Biden Admin Addressing Debt Relief Through Regulations

In June 2023, the Supreme Court struck down a broader student debt relief plan proposed by the Biden Administration, prompting a shift to a more refined approach through the regulatory negotiation process, Neg Reg. Currently, the administration is crafting a proposed rule, details of which have not yet been published. Insights from President Biden’s discussions within the Department of Education suggest a strategic direction for the forthcoming student loan debt relief initiatives. The administration anticipates releasing this proposed rule soon, followed by a comment period of 30-60 days, aiming to finalize the regulation by November 1st for implementation by July 5th. Should this rule be enacted and Biden secures reelection, it is possible that the rule could face judicial challenges, potentially escalating to the Supreme Court for a definitive verdict.

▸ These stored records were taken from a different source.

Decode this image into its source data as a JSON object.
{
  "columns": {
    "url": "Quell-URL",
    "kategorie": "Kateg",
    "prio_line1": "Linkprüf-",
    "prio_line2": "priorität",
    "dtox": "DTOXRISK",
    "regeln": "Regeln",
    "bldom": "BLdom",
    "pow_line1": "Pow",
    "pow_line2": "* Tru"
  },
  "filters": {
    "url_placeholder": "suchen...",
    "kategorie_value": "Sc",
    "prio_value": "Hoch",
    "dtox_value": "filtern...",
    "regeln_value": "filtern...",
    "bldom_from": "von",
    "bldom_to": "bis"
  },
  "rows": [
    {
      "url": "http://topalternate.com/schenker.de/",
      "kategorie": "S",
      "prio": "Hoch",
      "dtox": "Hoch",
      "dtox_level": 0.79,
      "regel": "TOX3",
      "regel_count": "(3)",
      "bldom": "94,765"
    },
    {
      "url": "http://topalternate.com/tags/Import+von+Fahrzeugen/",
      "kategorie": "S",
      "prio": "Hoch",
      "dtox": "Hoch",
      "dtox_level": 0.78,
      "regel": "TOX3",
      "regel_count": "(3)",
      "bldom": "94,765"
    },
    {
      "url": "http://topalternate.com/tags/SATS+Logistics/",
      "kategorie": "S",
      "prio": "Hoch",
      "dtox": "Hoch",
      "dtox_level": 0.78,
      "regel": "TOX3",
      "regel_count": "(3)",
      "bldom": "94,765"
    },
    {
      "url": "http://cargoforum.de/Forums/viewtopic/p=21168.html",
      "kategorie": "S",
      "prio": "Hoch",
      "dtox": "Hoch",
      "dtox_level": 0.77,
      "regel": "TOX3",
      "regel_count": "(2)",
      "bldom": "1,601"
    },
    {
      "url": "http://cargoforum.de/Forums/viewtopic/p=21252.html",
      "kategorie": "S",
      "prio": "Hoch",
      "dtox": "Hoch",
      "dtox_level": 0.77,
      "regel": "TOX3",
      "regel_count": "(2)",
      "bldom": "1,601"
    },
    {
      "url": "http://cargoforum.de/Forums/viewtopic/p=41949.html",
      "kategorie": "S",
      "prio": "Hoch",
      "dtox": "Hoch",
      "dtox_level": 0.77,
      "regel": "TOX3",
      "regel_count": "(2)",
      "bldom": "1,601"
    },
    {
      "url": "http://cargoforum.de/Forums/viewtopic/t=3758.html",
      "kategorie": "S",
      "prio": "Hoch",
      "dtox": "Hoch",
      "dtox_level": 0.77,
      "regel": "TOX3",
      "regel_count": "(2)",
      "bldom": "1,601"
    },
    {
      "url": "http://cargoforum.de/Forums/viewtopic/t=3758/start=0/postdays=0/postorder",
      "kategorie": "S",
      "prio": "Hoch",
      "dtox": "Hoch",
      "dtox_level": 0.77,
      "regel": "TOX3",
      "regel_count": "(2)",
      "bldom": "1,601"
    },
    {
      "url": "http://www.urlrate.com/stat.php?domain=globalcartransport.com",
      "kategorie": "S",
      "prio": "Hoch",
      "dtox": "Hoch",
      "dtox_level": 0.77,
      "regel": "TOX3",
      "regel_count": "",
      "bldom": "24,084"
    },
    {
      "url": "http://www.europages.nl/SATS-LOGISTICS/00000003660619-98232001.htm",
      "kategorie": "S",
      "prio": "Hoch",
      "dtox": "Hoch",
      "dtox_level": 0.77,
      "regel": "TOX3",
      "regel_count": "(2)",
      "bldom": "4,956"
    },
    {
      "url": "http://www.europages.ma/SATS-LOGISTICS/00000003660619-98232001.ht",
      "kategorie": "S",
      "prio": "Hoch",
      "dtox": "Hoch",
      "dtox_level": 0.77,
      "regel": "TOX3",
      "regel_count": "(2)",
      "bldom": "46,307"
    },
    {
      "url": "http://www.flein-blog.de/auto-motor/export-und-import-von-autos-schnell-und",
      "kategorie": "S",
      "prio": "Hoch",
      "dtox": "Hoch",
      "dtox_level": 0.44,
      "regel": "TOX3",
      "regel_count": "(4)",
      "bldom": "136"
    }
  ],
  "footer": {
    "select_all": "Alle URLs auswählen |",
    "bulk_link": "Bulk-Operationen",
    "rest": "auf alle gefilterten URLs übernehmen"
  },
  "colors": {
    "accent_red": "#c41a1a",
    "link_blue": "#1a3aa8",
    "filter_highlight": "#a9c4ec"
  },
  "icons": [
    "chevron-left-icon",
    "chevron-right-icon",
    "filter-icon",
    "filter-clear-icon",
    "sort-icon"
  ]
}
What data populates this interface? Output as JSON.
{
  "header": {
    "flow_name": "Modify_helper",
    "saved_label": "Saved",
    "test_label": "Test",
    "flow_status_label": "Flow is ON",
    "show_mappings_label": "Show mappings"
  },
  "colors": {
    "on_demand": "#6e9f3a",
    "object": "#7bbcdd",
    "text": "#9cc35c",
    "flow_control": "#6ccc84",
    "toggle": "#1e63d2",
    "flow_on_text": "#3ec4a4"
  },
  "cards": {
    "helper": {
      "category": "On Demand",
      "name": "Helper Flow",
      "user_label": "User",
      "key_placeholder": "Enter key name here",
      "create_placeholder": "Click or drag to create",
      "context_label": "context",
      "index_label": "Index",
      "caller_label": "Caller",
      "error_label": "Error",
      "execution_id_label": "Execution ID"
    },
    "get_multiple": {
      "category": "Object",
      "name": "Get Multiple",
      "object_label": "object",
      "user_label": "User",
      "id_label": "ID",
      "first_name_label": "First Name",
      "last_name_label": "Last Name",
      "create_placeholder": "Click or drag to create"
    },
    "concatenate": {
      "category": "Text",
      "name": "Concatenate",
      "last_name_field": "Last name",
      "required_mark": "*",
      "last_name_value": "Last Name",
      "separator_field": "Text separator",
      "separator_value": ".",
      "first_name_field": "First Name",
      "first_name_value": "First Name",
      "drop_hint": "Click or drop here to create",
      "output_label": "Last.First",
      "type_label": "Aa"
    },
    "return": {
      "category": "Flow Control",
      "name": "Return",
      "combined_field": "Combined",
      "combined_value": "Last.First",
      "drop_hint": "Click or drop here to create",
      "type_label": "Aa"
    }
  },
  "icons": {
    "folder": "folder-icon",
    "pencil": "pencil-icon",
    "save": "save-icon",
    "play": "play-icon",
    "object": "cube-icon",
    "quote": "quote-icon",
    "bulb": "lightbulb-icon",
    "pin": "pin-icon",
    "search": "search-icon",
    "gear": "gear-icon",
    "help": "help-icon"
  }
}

NACUBO has developed a tool to assist institutions in promoting the value of higher education. This resource includes a PowerPoint slide deck filled with infographics, designed to effectively communicate the potential benefits and accessibility of higher education. To explore these resources and learn more about how they can be utilized in discussions about the value of higher education, you can access them on the More Is Possible With Higher Education webpage.

Webinar On-Demand: Watch the full version of the Updates From the Hill webinar to gain valuable insights and stay informed about important developments. NACUBO: Updates From the Hill 2024.

Author: Emily Hodges

View all posts by Emily Hodges